(Dataset rows for apps and sites)

···

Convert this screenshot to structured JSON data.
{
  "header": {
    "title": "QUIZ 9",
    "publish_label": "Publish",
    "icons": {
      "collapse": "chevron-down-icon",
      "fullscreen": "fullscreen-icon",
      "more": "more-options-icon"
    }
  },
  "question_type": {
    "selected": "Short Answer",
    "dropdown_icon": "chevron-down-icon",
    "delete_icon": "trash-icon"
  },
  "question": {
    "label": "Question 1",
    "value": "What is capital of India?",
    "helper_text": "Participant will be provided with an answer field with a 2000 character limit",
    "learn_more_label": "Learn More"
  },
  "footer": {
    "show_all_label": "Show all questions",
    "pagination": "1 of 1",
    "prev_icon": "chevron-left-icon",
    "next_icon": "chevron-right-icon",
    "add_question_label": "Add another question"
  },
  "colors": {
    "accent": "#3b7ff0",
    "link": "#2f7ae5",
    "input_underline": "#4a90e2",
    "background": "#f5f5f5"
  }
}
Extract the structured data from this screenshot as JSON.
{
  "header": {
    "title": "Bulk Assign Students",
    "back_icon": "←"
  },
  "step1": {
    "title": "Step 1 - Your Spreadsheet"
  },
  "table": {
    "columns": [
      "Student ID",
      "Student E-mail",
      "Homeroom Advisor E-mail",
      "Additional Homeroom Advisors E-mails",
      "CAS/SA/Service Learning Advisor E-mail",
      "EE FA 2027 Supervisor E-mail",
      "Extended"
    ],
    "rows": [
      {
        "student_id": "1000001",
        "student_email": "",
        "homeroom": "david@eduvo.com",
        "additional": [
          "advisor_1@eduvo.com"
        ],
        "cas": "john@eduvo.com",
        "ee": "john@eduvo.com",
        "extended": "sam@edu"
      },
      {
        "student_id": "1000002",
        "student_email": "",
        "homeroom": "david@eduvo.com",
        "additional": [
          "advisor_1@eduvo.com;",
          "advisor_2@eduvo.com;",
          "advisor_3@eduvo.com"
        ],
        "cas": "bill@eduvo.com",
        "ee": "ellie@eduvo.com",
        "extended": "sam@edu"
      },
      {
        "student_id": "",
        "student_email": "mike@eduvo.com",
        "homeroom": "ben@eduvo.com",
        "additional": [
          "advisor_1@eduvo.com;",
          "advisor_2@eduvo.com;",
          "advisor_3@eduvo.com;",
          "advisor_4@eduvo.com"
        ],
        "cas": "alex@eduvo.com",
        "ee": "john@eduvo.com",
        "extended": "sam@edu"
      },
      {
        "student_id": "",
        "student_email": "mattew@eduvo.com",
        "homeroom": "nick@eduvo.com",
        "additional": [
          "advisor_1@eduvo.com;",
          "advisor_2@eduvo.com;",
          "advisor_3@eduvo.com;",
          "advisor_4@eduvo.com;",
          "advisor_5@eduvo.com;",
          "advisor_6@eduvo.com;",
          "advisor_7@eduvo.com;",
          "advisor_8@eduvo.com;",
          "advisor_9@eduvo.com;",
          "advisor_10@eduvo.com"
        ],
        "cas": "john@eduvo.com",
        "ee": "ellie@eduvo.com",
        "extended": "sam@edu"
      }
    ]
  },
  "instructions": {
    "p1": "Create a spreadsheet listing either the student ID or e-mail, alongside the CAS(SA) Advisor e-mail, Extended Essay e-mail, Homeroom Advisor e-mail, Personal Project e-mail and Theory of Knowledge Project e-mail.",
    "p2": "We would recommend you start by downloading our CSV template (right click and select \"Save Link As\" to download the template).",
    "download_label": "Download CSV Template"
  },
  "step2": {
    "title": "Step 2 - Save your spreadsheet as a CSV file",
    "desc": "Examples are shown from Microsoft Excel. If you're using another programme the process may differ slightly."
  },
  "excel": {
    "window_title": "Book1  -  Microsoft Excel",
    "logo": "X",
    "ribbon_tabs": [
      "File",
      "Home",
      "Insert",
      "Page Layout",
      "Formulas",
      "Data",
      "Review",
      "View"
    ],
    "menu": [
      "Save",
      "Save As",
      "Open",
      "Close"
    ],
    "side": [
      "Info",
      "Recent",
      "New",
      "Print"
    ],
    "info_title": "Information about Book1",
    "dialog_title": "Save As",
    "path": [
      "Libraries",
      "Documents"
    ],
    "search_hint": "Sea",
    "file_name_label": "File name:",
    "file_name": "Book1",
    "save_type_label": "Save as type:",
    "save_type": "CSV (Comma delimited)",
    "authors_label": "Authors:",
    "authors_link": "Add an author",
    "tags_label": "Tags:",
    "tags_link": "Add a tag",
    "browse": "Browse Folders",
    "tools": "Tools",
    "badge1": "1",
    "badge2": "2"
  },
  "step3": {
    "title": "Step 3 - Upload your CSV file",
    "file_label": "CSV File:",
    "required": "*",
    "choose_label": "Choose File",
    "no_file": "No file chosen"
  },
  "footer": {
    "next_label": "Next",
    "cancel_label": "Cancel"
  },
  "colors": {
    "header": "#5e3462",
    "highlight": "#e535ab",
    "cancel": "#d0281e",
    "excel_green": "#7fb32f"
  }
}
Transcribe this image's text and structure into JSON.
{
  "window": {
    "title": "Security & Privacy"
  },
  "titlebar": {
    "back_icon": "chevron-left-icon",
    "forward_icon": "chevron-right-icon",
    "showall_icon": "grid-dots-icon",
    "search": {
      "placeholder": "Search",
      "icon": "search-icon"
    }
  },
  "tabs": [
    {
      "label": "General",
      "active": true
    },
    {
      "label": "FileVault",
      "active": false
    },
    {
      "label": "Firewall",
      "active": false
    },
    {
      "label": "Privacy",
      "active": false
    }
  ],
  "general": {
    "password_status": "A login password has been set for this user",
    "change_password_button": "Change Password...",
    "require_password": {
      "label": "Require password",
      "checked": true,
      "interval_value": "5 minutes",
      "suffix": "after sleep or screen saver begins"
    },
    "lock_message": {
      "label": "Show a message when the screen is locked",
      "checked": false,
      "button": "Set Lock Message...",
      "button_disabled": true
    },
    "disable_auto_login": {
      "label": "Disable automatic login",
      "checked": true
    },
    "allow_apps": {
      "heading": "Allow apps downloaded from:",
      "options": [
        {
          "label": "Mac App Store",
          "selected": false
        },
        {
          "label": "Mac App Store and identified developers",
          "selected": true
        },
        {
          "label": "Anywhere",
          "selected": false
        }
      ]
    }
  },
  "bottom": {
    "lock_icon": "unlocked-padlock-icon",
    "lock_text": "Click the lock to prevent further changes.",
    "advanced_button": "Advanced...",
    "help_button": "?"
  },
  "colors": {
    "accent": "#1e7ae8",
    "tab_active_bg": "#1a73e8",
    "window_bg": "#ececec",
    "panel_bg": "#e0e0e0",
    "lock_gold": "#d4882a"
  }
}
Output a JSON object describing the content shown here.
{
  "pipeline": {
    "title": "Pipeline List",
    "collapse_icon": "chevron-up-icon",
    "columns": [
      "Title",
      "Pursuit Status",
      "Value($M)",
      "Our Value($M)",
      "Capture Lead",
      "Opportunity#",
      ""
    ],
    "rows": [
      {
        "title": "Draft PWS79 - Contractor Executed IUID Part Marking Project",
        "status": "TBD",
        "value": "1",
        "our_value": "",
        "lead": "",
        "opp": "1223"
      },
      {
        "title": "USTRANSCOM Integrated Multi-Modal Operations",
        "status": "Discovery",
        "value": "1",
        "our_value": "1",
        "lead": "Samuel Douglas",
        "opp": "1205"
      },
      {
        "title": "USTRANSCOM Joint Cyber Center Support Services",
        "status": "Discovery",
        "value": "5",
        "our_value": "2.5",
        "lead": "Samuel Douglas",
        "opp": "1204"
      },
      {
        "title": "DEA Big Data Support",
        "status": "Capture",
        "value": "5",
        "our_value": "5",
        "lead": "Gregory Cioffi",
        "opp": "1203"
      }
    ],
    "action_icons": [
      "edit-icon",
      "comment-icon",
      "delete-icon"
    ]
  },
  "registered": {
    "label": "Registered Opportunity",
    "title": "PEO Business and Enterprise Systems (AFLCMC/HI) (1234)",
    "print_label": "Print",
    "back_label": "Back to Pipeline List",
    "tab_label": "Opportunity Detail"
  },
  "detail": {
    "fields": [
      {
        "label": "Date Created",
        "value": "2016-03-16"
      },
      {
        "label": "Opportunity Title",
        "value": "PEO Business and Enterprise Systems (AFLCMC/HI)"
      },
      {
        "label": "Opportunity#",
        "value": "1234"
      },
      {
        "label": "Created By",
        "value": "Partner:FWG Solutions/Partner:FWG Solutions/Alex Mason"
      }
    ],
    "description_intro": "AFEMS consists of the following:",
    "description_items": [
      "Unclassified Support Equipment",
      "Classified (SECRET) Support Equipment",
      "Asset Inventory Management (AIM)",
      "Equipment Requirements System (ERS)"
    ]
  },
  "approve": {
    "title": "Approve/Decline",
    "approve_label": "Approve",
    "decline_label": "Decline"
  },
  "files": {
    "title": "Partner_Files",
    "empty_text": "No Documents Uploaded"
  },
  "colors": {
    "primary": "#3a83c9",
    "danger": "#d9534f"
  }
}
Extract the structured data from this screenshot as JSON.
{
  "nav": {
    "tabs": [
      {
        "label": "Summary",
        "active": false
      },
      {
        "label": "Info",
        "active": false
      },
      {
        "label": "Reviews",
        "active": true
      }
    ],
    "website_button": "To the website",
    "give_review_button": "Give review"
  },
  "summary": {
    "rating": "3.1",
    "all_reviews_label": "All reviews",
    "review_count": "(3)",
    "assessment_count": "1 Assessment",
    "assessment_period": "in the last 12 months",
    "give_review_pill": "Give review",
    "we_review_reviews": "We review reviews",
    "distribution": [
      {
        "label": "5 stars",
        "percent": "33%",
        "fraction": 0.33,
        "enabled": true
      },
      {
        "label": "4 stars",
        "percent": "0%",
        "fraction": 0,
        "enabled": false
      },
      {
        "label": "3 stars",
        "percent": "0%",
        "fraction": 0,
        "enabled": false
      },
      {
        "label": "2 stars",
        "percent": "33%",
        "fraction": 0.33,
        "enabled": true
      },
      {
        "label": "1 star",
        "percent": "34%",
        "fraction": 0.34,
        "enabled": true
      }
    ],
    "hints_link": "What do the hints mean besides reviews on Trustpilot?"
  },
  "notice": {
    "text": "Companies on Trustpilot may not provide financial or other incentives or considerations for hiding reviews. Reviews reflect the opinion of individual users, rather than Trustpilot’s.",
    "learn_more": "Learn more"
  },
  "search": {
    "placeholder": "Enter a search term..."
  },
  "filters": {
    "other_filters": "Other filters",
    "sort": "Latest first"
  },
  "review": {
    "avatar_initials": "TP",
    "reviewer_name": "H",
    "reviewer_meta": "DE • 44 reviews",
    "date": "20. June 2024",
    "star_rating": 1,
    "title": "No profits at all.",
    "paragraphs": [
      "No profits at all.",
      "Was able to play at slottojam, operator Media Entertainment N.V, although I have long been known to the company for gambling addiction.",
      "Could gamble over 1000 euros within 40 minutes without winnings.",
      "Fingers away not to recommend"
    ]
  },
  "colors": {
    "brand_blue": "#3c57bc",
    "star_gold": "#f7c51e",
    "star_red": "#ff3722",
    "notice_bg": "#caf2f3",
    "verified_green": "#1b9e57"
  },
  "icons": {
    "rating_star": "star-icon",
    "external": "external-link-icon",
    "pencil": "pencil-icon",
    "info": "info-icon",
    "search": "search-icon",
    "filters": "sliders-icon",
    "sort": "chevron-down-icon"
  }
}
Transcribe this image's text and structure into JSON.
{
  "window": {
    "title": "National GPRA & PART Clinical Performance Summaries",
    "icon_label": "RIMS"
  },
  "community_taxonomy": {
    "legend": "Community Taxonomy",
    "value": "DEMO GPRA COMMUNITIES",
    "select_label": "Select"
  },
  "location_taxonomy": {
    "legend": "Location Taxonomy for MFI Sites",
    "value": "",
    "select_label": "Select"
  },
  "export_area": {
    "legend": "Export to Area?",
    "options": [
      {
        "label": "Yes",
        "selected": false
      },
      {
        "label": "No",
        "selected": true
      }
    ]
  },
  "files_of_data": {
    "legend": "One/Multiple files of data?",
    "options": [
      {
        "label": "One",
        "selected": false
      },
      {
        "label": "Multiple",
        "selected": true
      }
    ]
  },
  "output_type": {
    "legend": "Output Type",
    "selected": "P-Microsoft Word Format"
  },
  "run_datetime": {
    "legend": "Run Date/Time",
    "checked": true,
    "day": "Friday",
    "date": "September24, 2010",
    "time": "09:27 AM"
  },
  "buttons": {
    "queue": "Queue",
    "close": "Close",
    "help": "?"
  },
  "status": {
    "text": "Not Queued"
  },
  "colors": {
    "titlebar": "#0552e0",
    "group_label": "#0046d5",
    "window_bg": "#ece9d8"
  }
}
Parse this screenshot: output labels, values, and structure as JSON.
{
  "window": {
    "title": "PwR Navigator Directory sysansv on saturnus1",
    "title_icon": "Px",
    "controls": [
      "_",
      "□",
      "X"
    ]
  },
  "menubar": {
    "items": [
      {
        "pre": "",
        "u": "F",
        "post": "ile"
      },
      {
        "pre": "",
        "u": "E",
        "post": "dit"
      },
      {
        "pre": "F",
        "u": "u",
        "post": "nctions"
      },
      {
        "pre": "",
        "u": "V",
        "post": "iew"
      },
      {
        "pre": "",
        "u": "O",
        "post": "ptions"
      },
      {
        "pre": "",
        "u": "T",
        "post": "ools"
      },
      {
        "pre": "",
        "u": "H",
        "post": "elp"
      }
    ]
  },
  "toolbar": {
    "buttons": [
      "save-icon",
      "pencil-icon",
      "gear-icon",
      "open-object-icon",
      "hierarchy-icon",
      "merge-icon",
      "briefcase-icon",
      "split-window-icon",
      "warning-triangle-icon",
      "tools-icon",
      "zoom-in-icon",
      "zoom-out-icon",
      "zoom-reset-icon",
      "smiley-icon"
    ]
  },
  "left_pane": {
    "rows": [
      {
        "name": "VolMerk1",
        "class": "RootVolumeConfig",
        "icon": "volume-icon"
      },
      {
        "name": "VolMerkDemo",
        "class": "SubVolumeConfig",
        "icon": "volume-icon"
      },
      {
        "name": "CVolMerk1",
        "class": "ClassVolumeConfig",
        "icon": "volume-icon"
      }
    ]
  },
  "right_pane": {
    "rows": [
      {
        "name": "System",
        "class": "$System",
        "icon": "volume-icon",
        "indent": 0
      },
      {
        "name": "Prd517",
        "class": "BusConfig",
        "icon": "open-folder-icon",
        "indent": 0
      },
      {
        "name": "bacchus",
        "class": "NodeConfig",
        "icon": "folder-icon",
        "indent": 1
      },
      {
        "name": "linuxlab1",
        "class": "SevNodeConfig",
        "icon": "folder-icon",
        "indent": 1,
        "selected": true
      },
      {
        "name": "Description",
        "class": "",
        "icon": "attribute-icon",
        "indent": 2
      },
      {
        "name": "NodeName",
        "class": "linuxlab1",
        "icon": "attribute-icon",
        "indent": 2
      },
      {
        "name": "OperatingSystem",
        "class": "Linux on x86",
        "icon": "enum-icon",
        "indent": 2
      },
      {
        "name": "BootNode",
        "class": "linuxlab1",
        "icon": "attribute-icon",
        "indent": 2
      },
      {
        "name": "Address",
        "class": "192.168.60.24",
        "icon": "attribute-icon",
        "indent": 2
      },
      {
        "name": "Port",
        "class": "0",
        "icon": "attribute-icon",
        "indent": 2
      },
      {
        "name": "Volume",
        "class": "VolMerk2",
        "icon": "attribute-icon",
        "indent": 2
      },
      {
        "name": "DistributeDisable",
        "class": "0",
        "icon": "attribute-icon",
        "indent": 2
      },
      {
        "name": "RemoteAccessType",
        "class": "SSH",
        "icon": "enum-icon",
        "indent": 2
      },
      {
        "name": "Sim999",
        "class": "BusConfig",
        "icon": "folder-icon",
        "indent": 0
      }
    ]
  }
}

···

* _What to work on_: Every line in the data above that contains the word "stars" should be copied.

* _Answer below_:
        "label": "5 stars",
        "label": "4 stars",
        "label": "3 stars",
        "label": "2 stars",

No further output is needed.